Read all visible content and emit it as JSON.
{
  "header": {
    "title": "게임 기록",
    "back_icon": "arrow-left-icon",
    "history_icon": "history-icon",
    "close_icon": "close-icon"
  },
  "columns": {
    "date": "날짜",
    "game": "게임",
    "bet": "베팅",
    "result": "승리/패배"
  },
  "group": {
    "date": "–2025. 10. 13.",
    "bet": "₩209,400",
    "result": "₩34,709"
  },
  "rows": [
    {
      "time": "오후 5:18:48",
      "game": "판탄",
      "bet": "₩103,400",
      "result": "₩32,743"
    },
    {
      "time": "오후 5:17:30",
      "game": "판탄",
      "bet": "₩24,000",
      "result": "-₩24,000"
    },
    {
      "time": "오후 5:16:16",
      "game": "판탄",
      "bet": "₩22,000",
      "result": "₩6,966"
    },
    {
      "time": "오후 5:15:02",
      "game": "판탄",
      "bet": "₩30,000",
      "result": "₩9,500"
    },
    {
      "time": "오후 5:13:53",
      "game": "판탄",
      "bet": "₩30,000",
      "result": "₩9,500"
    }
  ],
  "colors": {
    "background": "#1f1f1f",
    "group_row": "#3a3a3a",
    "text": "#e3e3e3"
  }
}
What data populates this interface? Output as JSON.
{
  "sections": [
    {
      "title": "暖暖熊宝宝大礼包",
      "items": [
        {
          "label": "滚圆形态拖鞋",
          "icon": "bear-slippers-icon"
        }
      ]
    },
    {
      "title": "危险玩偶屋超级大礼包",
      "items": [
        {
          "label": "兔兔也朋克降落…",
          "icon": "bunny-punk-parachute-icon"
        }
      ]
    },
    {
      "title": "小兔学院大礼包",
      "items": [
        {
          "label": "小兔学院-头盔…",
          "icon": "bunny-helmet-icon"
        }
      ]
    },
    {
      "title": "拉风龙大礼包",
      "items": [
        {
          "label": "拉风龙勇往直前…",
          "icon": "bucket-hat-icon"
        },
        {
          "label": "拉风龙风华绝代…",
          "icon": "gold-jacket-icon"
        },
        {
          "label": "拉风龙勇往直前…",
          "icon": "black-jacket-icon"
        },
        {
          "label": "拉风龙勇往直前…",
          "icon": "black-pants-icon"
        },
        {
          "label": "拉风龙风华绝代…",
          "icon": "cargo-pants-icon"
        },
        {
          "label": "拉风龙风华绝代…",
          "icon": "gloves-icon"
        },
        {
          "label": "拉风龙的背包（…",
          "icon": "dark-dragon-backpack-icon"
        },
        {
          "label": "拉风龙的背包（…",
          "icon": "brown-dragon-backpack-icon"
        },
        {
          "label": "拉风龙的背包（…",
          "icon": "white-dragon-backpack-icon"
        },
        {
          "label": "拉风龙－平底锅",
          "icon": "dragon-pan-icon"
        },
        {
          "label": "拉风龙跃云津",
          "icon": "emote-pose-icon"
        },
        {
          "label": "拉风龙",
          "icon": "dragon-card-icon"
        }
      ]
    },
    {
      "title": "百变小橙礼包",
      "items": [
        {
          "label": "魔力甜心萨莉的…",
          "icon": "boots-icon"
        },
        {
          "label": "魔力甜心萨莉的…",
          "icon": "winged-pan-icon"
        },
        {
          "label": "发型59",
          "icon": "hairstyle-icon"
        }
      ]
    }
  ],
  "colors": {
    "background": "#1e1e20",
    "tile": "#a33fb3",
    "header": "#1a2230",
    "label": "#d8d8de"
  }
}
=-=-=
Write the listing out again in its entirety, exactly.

EXERCISE ANSWER —
Read all visible content and emit it as JSON.
{
  "header": {
    "title": "게임 기록",
    "back_icon": "arrow-left-icon",
    "history_icon": "history-icon",
    "close_icon": "close-icon"
  },
  "columns": {
    "date": "날짜",
    "game": "게임",
    "bet": "베팅",
    "result": "승리/패배"
  },
  "group": {
    "date": "–2025. 10. 13.",
    "bet": "₩209,400",
    "result": "₩34,709"
  },
  "rows": [
    {
      "time": "오후 5:18:48",
      "game": "판탄",
      "bet": "₩103,400",
      "result": "₩32,743"
    },
    {
      "time": "오후 5:17:30",
      "game": "판탄",
      "bet": "₩24,000",
      "result": "-₩24,000"
    },
    {
      "time": "오후 5:16:16",
      "game": "판탄",
      "bet": "₩22,000",
      "result": "₩6,966"
    },
    {
      "time": "오후 5:15:02",
      "game": "판탄",
      "bet": "₩30,000",
      "result": "₩9,500"
    },
    {
      "time": "오후 5:13:53",
      "game": "판탄",
      "bet": "₩30,000",
      "result": "₩9,500"
    }
  ],
  "colors": {
    "background": "#1f1f1f",
    "group_row": "#3a3a3a",
    "text": "#e3e3e3"
  }
}
What data populates this interface? Output as JSON.
{
  "sections": [
    {
      "title": "暖暖熊宝宝大礼包",
      "items": [
        {
          "label": "滚圆形态拖鞋",
          "icon": "bear-slippers-icon"
        }
      ]
    },
    {
      "title": "危险玩偶屋超级大礼包",
      "items": [
        {
          "label": "兔兔也朋克降落…",
          "icon": "bunny-punk-parachute-icon"
        }
      ]
    },
    {
      "title": "小兔学院大礼包",
      "items": [
        {
          "label": "小兔学院-头盔…",
          "icon": "bunny-helmet-icon"
        }
      ]
    },
    {
      "title": "拉风龙大礼包",
      "items": [
        {
          "label": "拉风龙勇往直前…",
          "icon": "bucket-hat-icon"
        },
        {
          "label": "拉风龙风华绝代…",
          "icon": "gold-jacket-icon"
        },
        {
          "label": "拉风龙勇往直前…",
          "icon": "black-jacket-icon"
        },
        {
          "label": "拉风龙勇往直前…",
          "icon": "black-pants-icon"
        },
        {
          "label": "拉风龙风华绝代…",
          "icon": "cargo-pants-icon"
        },
        {
          "label": "拉风龙风华绝代…",
          "icon": "gloves-icon"
        },
        {
          "label": "拉风龙的背包（…",
          "icon": "dark-dragon-backpack-icon"
        },
        {
          "label": "拉风龙的背包（…",
          "icon": "brown-dragon-backpack-icon"
        },
        {
          "label": "拉风龙的背包（…",
          "icon": "white-dragon-backpack-icon"
        },
        {
          "label": "拉风龙－平底锅",
          "icon": "dragon-pan-icon"
        },
        {
          "label": "拉风龙跃云津",
          "icon": "emote-pose-icon"
        },
        {
          "label": "拉风龙",
          "icon": "dragon-card-icon"
        }
      ]
    },
    {
      "title": "百变小橙礼包",
      "items": [
        {
          "label": "魔力甜心萨莉的…",
          "icon": "boots-icon"
        },
        {
          "label": "魔力甜心萨莉的…",
          "icon": "winged-pan-icon"
        },
        {
          "label": "发型59",
          "icon": "hairstyle-icon"
        }
      ]
    }
  ],
  "colors": {
    "background": "#1e1e20",
    "tile": "#a33fb3",
    "header": "#1a2230",
    "label": "#d8d8de"
  }
}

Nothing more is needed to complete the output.